Start of SOURCE MATERIAL
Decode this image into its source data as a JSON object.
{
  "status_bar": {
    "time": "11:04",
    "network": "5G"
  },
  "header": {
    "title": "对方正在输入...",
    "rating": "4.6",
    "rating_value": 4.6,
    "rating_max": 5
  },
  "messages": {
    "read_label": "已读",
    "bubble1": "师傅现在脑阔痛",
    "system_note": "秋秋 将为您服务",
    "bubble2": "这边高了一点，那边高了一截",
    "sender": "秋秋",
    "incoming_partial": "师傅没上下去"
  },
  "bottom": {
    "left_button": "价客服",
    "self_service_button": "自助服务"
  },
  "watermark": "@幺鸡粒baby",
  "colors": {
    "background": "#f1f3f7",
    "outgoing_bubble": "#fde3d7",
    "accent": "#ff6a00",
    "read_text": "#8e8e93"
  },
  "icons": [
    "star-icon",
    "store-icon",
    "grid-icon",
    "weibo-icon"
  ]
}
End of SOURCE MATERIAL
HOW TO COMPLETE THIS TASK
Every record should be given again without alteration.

OUTPUT OF THE EXERCISE
Decode this image into its source data as a JSON object.
{
  "status_bar": {
    "time": "11:04",
    "network": "5G"
  },
  "header": {
    "title": "对方正在输入...",
    "rating": "4.6",
    "rating_value": 4.6,
    "rating_max": 5
  },
  "messages": {
    "read_label": "已读",
    "bubble1": "师傅现在脑阔痛",
    "system_note": "秋秋 将为您服务",
    "bubble2": "这边高了一点，那边高了一截",
    "sender": "秋秋",
    "incoming_partial": "师傅没上下去"
  },
  "bottom": {
    "left_button": "价客服",
    "self_service_button": "自助服务"
  },
  "watermark": "@幺鸡粒baby",
  "colors": {
    "background": "#f1f3f7",
    "outgoing_bubble": "#fde3d7",
    "accent": "#ff6a00",
    "read_text": "#8e8e93"
  },
  "icons": [
    "star-icon",
    "store-icon",
    "grid-icon",
    "weibo-icon"
  ]
}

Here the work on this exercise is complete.